  • Even short term famine in kids and teens can increase risk of type II diabetes. "Relative to unexposed women, those who were exposed to moderate famine had an age-adjusted hazard ratio of 1.36 for type 2 diabetes, and those exposed to severe famine had an age-adjusted hazard ratio of 1.64." *17 (also under health and disease)



Other


  •  Have you heard how People have been getting fatter over the past few decades? Well we're not the only ones. Animals that live closely with humans- dogs, cats, rats, mice and lab animals, have also been gaining weight. Lab animals whose diets and environments remain exactly the same and have been bred normally (not for a larger size). "fascinating new research shows that bacteria in our gut affect how many calories we extract from foods" (remember, a calorie is not a physical thing but a unit of energy). which means a thin person shoveling in massive numbers of calories aren't actually getting that many calories. A fat person eating smaller amounts may actually be getting more calories than a thin person eating far more. Other explanations have been attributed to. "Food marketing, more TV, and less phys ed can no more explain these fatter animals than they can the epidemic of obesity in babies under 6 months."*5
  • "A study on caloric intake in a large, nationwide population of children and adolescents has revealed the surprising finding that those who are clinically overweight and obese consume fewer calories than their healthy weight counterparts, beginning at around 7 years of age." Of course this is only "surprising" to anyone who didn't grow up fat watching our thin counterparts eat twice as much as we did. *9

Mental Health
  • "The study looked at more than 14,000 high school students to determine the relationship between body mass index (BMI) and suicide attempts, as well as the relationship between believing one is overweight — whether true or not —and suicide attempts. “Our findings show that both perceived and actual overweight increase risk for suicide attempt,” said lead study author Monica Swahn, Ph.D. That association was as strong for boys as for girls." *15
  • "Those adolescents classified above the 85th percentile on all the anthropometric measurements, as well as overweight adolescents, were at increased risk of developing an eating disorder (OR: 2.8-4.30, all p < 0.01).

    CONCLUSION:

    Regardless of the anthropometric measurements used, adolescents with excessive body fat showed a higher risk of having eating disorders than those with normal weight." *16


*1 BBC Documentary "Why are thin people not fat"
*2 Infectobesity: Obesity of Infectious Origin
*3 Poverty as a leading cause of diabetes
*4 The Minnesota Starvation Experiment  
*5 Newsweek covers Obese Animals
*6 Weight Science: Evaluating the Evidence for a Paradigm Shift 
*7 Impact of body mass index on cardiac mortality in patients with known or suspected coronary artery disease undergoing myocardial perfusion single-photon emission computed tomography.
*8 Frequent intentional weight loss is associated with lower natural killer cell cytotoxicity in postmenopausal women: possible long-term immune effects.

*9 Fat kids eat less than thin kids
*10 Separate and combined associations of body-mass index and abdominal adiposity with cardiovascular disease: collaborative analysis of 58 prospective studies
*11 International Journal of Obesity: Does dieting make you fat?

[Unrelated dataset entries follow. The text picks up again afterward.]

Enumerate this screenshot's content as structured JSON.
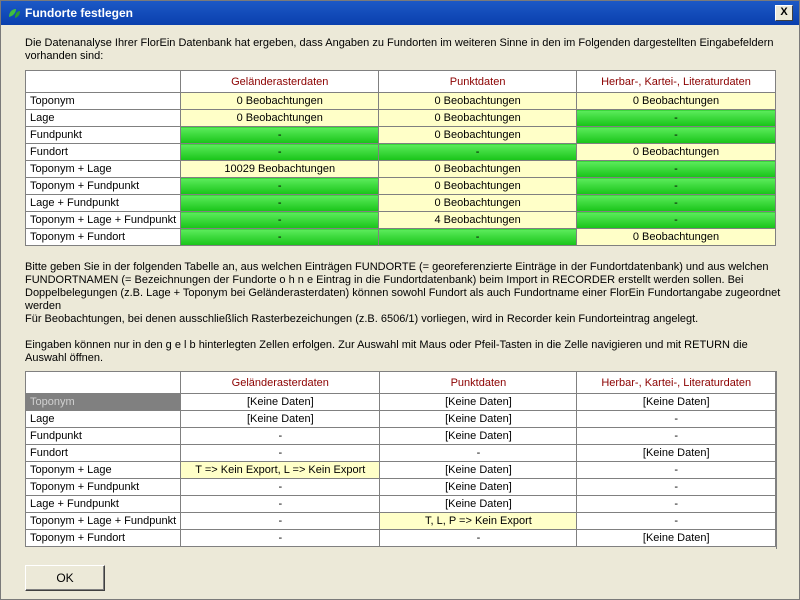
{
  "window": {
    "title": "Fundorte festlegen",
    "close_label": "X"
  },
  "intro_text": "Die Datenanalyse Ihrer FlorEin Datenbank hat ergeben, dass Angaben zu Fundorten im weiteren Sinne in den im Folgenden dargestellten Eingabefeldern vorhanden sind:",
  "table1": {
    "columns": [
      "Geländerasterdaten",
      "Punktdaten",
      "Herbar-, Kartei-, Literaturdaten"
    ],
    "rows": [
      {
        "label": "Toponym",
        "cells": [
          {
            "v": "0 Beobachtungen",
            "s": "y"
          },
          {
            "v": "0 Beobachtungen",
            "s": "y"
          },
          {
            "v": "0 Beobachtungen",
            "s": "y"
          }
        ]
      },
      {
        "label": "Lage",
        "cells": [
          {
            "v": "0 Beobachtungen",
            "s": "y"
          },
          {
            "v": "0 Beobachtungen",
            "s": "y"
          },
          {
            "v": "-",
            "s": "g"
          }
        ]
      },
      {
        "label": "Fundpunkt",
        "cells": [
          {
            "v": "-",
            "s": "g"
          },
          {
            "v": "0 Beobachtungen",
            "s": "y"
          },
          {
            "v": "-",
            "s": "g"
          }
        ]
      },
      {
        "label": "Fundort",
        "cells": [
          {
            "v": "-",
            "s": "g"
          },
          {
            "v": "-",
            "s": "g"
          },
          {
            "v": "0 Beobachtungen",
            "s": "y"
          }
        ]
      },
      {
        "label": "Toponym + Lage",
        "cells": [
          {
            "v": "10029 Beobachtungen",
            "s": "y"
          },
          {
            "v": "0 Beobachtungen",
            "s": "y"
          },
          {
            "v": "-",
            "s": "g"
          }
        ]
      },
      {
        "label": "Toponym + Fundpunkt",
        "cells": [
          {
            "v": "-",
            "s": "g"
          },
          {
            "v": "0 Beobachtungen",
            "s": "y"
          },
          {
            "v": "-",
            "s": "g"
          }
        ]
      },
      {
        "label": "Lage + Fundpunkt",
        "cells": [
          {
            "v": "-",
            "s": "g"
          },
          {
            "v": "0 Beobachtungen",
            "s": "y"
          },
          {
            "v": "-",
            "s": "g"
          }
        ]
      },
      {
        "label": "Toponym + Lage + Fundpunkt",
        "cells": [
          {
            "v": "-",
            "s": "g"
          },
          {
            "v": "4 Beobachtungen",
            "s": "y"
          },
          {
            "v": "-",
            "s": "g"
          }
        ]
      },
      {
        "label": "Toponym + Fundort",
        "cells": [
          {
            "v": "-",
            "s": "g"
          },
          {
            "v": "-",
            "s": "g"
          },
          {
            "v": "0 Beobachtungen",
            "s": "y"
          }
        ]
      }
    ]
  },
  "instructions": [
    "Bitte geben Sie in der folgenden Tabelle an, aus welchen Einträgen FUNDORTE (= georeferenzierte Einträge in der Fundortdatenbank) und aus welchen FUNDORTNAMEN (= Bezeichnungen der Fundorte  o h n e  Eintrag in die Fundortdatenbank) beim Import in RECORDER erstellt werden sollen. Bei Doppelbelegungen (z.B. Lage + Toponym bei Geländerasterdaten) können sowohl Fundort als auch Fundortname einer FlorEin Fundortangabe zugeordnet werden",
    "Für Beobachtungen, bei denen ausschließlich Rasterbezeichungen (z.B. 6506/1) vorliegen, wird in Recorder kein Fundorteintrag angelegt.",
    "Eingaben können nur in den  g e l b  hinterlegten Zellen erfolgen. Zur Auswahl mit Maus oder Pfeil-Tasten in die Zelle navigieren und mit RETURN die Auswahl öffnen."
  ],
  "table2": {
    "columns": [
      "Geländerasterdaten",
      "Punktdaten",
      "Herbar-, Kartei-, Literaturdaten"
    ],
    "rows": [
      {
        "label": "Toponym",
        "selected": true,
        "cells": [
          {
            "v": "[Keine Daten]",
            "s": "w"
          },
          {
            "v": "[Keine Daten]",
            "s": "w"
          },
          {
            "v": "[Keine Daten]",
            "s": "w"
          }
        ]
      },
      {
        "label": "Lage",
        "cells": [
          {
            "v": "[Keine Daten]",
            "s": "w"
          },
          {
            "v": "[Keine Daten]",
            "s": "w"
          },
          {
            "v": "-",
            "s": "w"
          }
        ]
      },
      {
        "label": "Fundpunkt",
        "cells": [
          {
            "v": "-",
            "s": "w"
          },
          {
            "v": "[Keine Daten]",
            "s": "w"
          },
          {
            "v": "-",
            "s": "w"
          }
        ]
      },
      {
        "label": "Fundort",
        "cells": [
          {
            "v": "-",
            "s": "w"
          },
          {
            "v": "-",
            "s": "w"
          },
          {
            "v": "[Keine Daten]",
            "s": "w"
          }
        ]
      },
      {
        "label": "Toponym + Lage",
        "cells": [
          {
            "v": "T => Kein Export, L => Kein Export",
            "s": "y"
          },
          {
            "v": "[Keine Daten]",
            "s": "w"
          },
          {
            "v": "-",
            "s": "w"
          }
        ]
      },
      {
        "label": "Toponym + Fundpunkt",
        "cells": [
          {
            "v": "-",
            "s": "w"
          },
          {
            "v": "[Keine Daten]",
            "s": "w"
          },
          {
            "v": "-",
            "s": "w"
          }
        ]
      },
      {
        "label": "Lage + Fundpunkt",
        "cells": [
          {
            "v": "-",
            "s": "w"
          },
          {
            "v": "[Keine Daten]",
            "s": "w"
          },
          {
            "v": "-",
            "s": "w"
          }
        ]
      },
      {
        "label": "Toponym + Lage + Fundpunkt",
        "cells": [
          {
            "v": "-",
            "s": "w"
          },
          {
            "v": "T, L, P => Kein Export",
            "s": "y"
          },
          {
            "v": "-",
            "s": "w"
          }
        ]
      },
      {
        "label": "Toponym + Fundort",
        "cells": [
          {
            "v": "-",
            "s": "w"
          },
          {
            "v": "-",
            "s": "w"
          },
          {
            "v": "[Keine Daten]",
            "s": "w"
          }
        ]
      }
    ]
  },
  "ok_label": "OK",
  "colors": {
    "title_bar": "#0a3fae",
    "header_text": "#8b0000",
    "editable_yellow": "#ffffc8",
    "status_green": "#18c418"
  }
}
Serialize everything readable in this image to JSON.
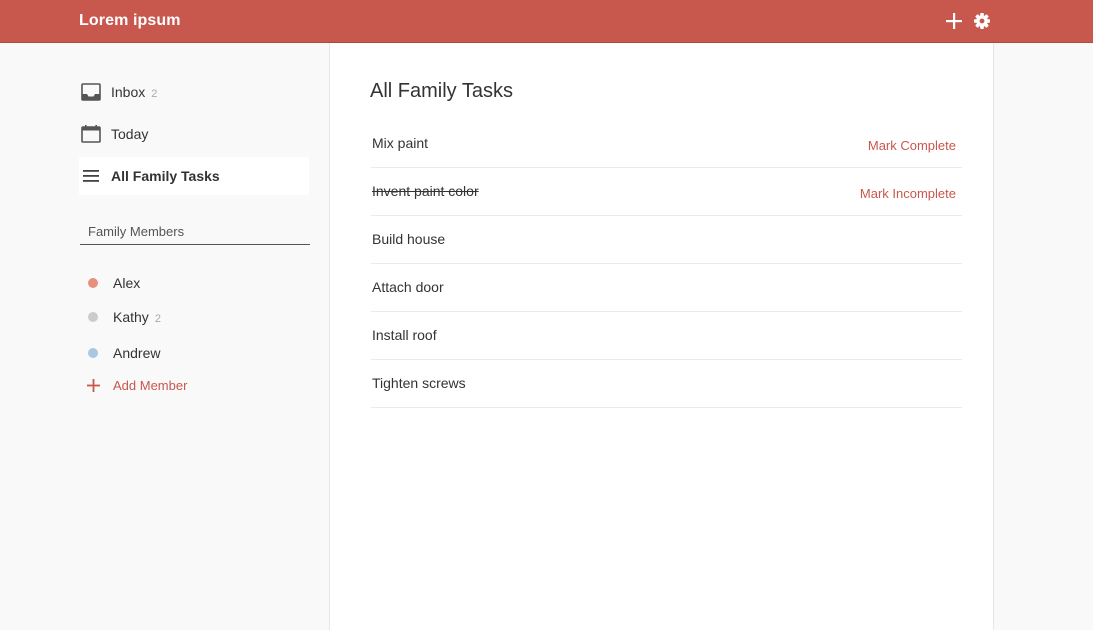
{
  "header": {
    "title": "Lorem ipsum",
    "add_icon": "plus-icon",
    "settings_icon": "gear-icon",
    "color": "#c8574d"
  },
  "sidebar": {
    "nav": [
      {
        "label": "Inbox",
        "count": "2",
        "icon": "inbox-icon"
      },
      {
        "label": "Today",
        "count": "",
        "icon": "calendar-icon"
      },
      {
        "label": "All Family Tasks",
        "count": "",
        "icon": "list-icon",
        "active": true
      }
    ],
    "section_label": "Family Members",
    "members": [
      {
        "name": "Alex",
        "count": "",
        "color": "#e8907e"
      },
      {
        "name": "Kathy",
        "count": "2",
        "color": "#cccccc"
      },
      {
        "name": "Andrew",
        "count": "",
        "color": "#a9c7e3"
      }
    ],
    "add_member_label": "Add Member"
  },
  "main": {
    "title": "All Family Tasks",
    "tasks": [
      {
        "text": "Mix paint",
        "done": false,
        "action": "Mark Complete"
      },
      {
        "text": "Invent paint color",
        "done": true,
        "action": "Mark Incomplete"
      },
      {
        "text": "Build house",
        "done": false,
        "action": ""
      },
      {
        "text": "Attach door",
        "done": false,
        "action": ""
      },
      {
        "text": "Install roof",
        "done": false,
        "action": ""
      },
      {
        "text": "Tighten screws",
        "done": false,
        "action": ""
      }
    ]
  }
}
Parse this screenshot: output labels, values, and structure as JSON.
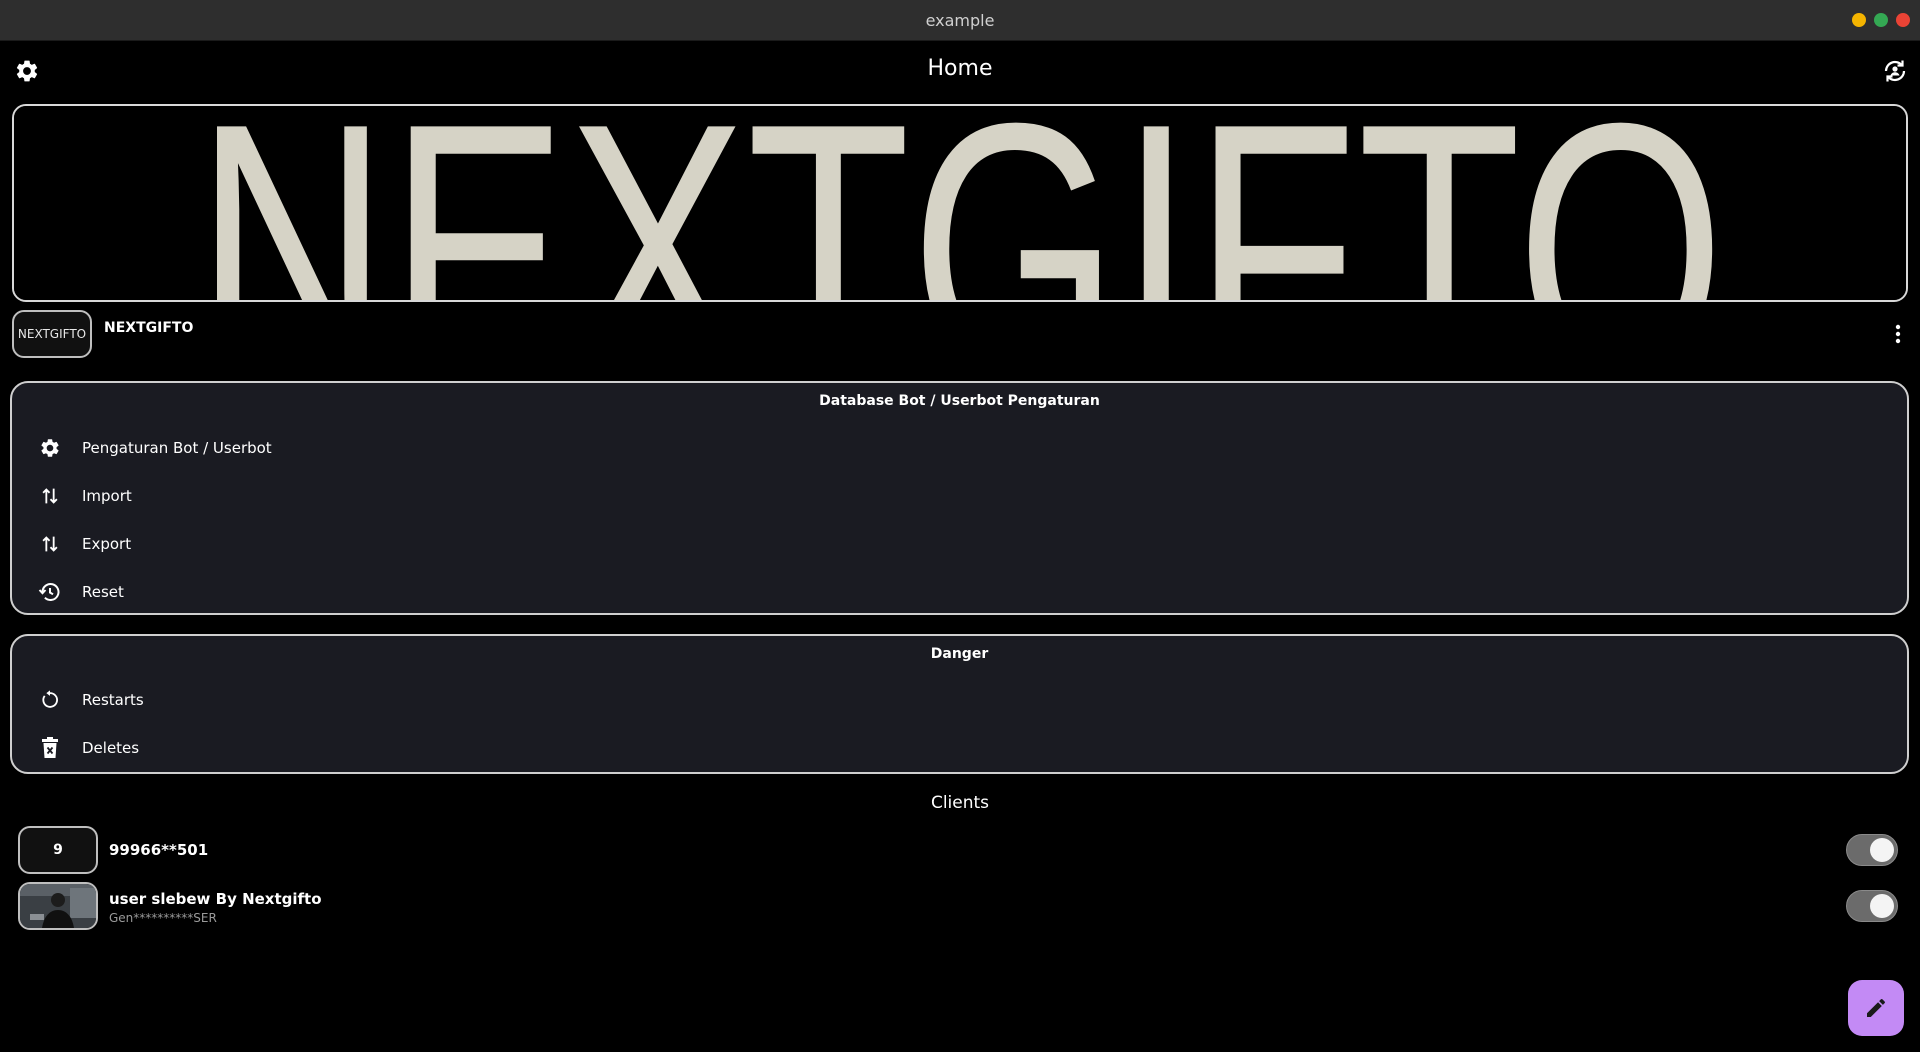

A twin study.
*12 Edmonton Obesity Staging System: association with weight history and mortality risk
*13 Using the Edmonton Obesity staging system to predict mortality in a population-representative cohort of people with overweight and obesity